Monday, January 19, 2009

Dr. Scrum: Agile and Making It Work in the Real World (Part Two of Two)

In the real world of Agile development, you may be pulled a thousand different ways - and not just by development. Here's a few tricks I've learned to make working with an agile team a bit easier.

1. Plan your stories and epics in advance. Even though the development team is looking at the user stories on the very near horizon, plan a roadmap for what you will be working on over the next 4 quarters. By documenting a high-level iteration plan, it will inform the team on what's coming next, and will help you make adjustments when new user stories are requested. What I've often done is write out high-level user stories several iterations in advance in a spreadsheet (not the acceptance tests- yet). That way I can look at what's coming 5 iterations from now, in both managing my time, and making changes to iterations as they are needed.

2. Keep User Stories Lightweight. At Yesmail, user stories are very simply and include acceptance tests. That (for the most part) is it. By keeping them straightforward and clear in the acceptance test, you'll have less questions from engineering, and more time for managing the product.

3. Be Flexible in the Outcome. When you write user stories and acceptance tests, you probably have a fairly good idea of how the product will look in the UI. My advice? Allow there to be several solutions to one user story - and choose the best as a team. There's nothing worse in really hampering creativity than a product manager with a 'my way or the high way' point of view. That being said, do ensure you communicate the users needs and technical expertise well, so the users needs are well understood.

4. Assess ROI and Market Need. Set time aside to validate your roadmap and backlog with ROI and market need. In my experience, nearly all developers are 'okay' if I communicate that I need time to ensure the user stories are in line with market demands. Practically speaking, this means that I try to make myself available for a few hours to help with product development, but I do say "I will be working tomorrow morning from 8:30-11:00 on a revised market assessment(or other product management task)." Most developers are okay with with working with your schedule.

5. Ensure continual communication about development estimating. In planning the roadmap, I've worked with several development teams to ensure realistic timetables for a product roadmap were communicated. The roadmap answers two questions 1) What do we need to do (and why?), and 2) When do we need it? Ensure that development is on board, and plans for product iterations are realistic. For me, there were standing weekly meeting about iteration planning and estimating. This helps in both building trust both with development teams and executives.

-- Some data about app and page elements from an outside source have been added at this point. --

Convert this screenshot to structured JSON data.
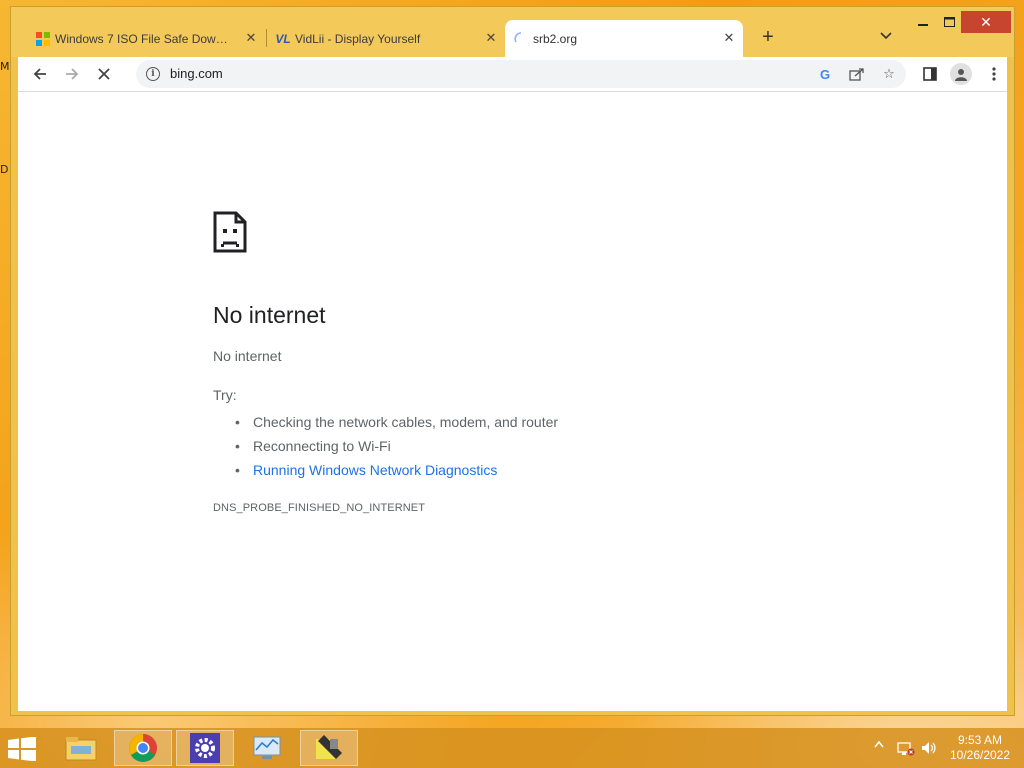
{
  "desktop": {
    "letter_top": "M",
    "letter_mid": "D"
  },
  "browser": {
    "tabs": [
      {
        "title": "Windows 7 ISO File Safe Downlo",
        "icon": "windows-logo-icon"
      },
      {
        "title": "VidLii - Display Yourself",
        "icon": "vidlii-logo-icon"
      },
      {
        "title": "srb2.org",
        "icon": "loading-spinner-icon",
        "active": true
      }
    ],
    "new_tab_label": "+",
    "address": {
      "url": "bing.com"
    }
  },
  "page": {
    "title": "No internet",
    "subtitle": "No internet",
    "try_label": "Try:",
    "suggestions": [
      "Checking the network cables, modem, and router",
      "Reconnecting to Wi-Fi",
      "Running Windows Network Diagnostics"
    ],
    "error_code": "DNS_PROBE_FINISHED_NO_INTERNET"
  },
  "taskbar": {
    "apps": [
      "file-explorer-icon",
      "chrome-icon",
      "settings-icon",
      "performance-monitor-icon",
      "paint-tool-icon"
    ],
    "clock": {
      "time": "9:53 AM",
      "date": "10/26/2022"
    }
  },
  "colors": {
    "titlebar": "#f3c95a",
    "close_button": "#c7442f",
    "link": "#1a73e8",
    "taskbar": "#d6911e"
  }
}
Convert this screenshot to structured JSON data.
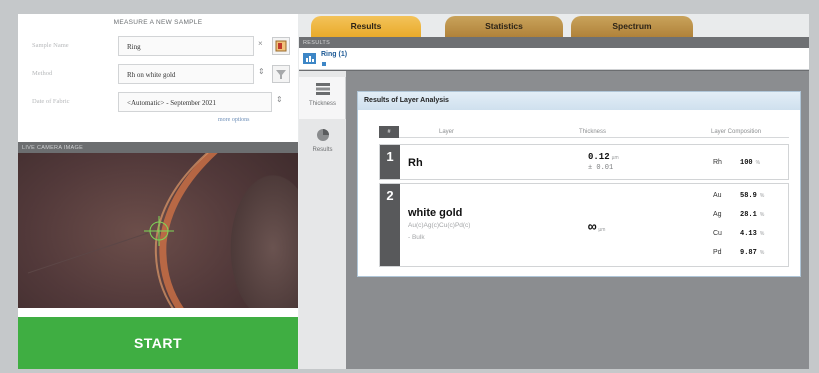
{
  "left_panel": {
    "measure_title": "MEASURE A NEW SAMPLE",
    "fields": [
      {
        "label": "Sample Name",
        "value": "Ring",
        "control": "×"
      },
      {
        "label": "Method",
        "value": "Rh on white gold",
        "control": "⇕"
      },
      {
        "label": "Date of Fabric",
        "value": "<Automatic> - September 2021",
        "control": "⇕"
      }
    ],
    "more_options": "more options",
    "camera_title": "LIVE CAMERA IMAGE",
    "start_label": "START"
  },
  "tabs": [
    {
      "label": "Results",
      "active": true
    },
    {
      "label": "Statistics",
      "active": false
    },
    {
      "label": "Spectrum",
      "active": false
    }
  ],
  "results_header": "RESULTS",
  "sample": {
    "name": "Ring (1)"
  },
  "side_nav": [
    {
      "label": "Thickness",
      "icon": "layers-icon",
      "active": true
    },
    {
      "label": "Results",
      "icon": "pie-chart-icon",
      "active": false
    }
  ],
  "analysis": {
    "title": "Results of Layer Analysis",
    "columns": {
      "num": "#",
      "layer": "Layer",
      "thickness": "Thickness",
      "composition": "Layer Composition"
    },
    "layers": [
      {
        "num": "1",
        "name": "Rh",
        "formula": "",
        "type": "",
        "thickness": "0.12",
        "thickness_unit": "µm",
        "tolerance": "± 0.01",
        "composition": [
          {
            "element": "Rh",
            "value": "100",
            "unit": "%"
          }
        ]
      },
      {
        "num": "2",
        "name": "white gold",
        "formula": "Au(c)Ag(c)Cu(c)Pd(c)",
        "type": "- Bulk",
        "thickness": "∞",
        "thickness_unit": "µm",
        "tolerance": "",
        "composition": [
          {
            "element": "Au",
            "value": "58.9",
            "unit": "%"
          },
          {
            "element": "Ag",
            "value": "28.1",
            "unit": "%"
          },
          {
            "element": "Cu",
            "value": "4.13",
            "unit": "%"
          },
          {
            "element": "Pd",
            "value": "9.87",
            "unit": "%"
          }
        ]
      }
    ]
  },
  "colors": {
    "start": "#3fae42",
    "tab_active": "#f0b43c",
    "accent": "#3d86c6"
  }
}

6. Use Steering Committees to Validate the Backlog. What has helped tremendously in agile is monthly explicit communication to the executive team about what's coming in the next few iterations and what's in the products backlog. This may be contained in JIRA, or a confluence page - or a spreadsheet. What's most important is that the team knows the scheduled priorities of the product, and the order in which they are released.

7. Enjoy the ride (and the people you work with). Agile is about daily communication and collaboration. Soo... get to know the development team well. Soon you'll be making a great product with a development team that delivers great solutions and superior products. Agile and agile methodologies are likely to be here a while. So buckle up and enjoy the ride!


  1. This is a not-so lightweight comment regarding number two, Keep User Stories Lightweight

    Borrowing from "User Stories Applied" by Mike Cohn, who borrowed in turn from Bill Wake, author of "Extreme Programming Explored", a good story should have six attributes.

    Value to users or customers

    Notice they form the acronym INVEST.

    Independent means a story has as few dependencies as possible.

    Negotiable means that it is not a written contract, but instead is designed to generate discussion between the developer and the product owner.

    Value to either the people using the software or buying the software.

    "Estimatable" means that the developer can estimate how long it will take to turn the story into working code. There may be challenges to this. If the developer is not familiar with the domain, then some time needs to be allotted with the domain expert. If the story is too big, then it they make break it down into smaller pieces.

    Small means they shouldn't be too big. Although they shouldn't be too small either.

    Testable means you should put in some high level acceptance tests as passing its tests proves that a story has been successfully developed. They also provide some guidance to both the developer and QA regarding the expected behavior.

  2. The idea behind Agile Development seems to have been around for a long time... The notion of co-location all project resources... Rapid Action Development (RAD)... and the Rational Unified Process were all different flavors of what we are labeling as Agile.

    Do you think that we'll have another flavor development soon and will be merely be Agile with a new name?

  3. Could be. I've been working with modified version of XP, Agile, Scrum, but there are always new ways of working that will speed innovation.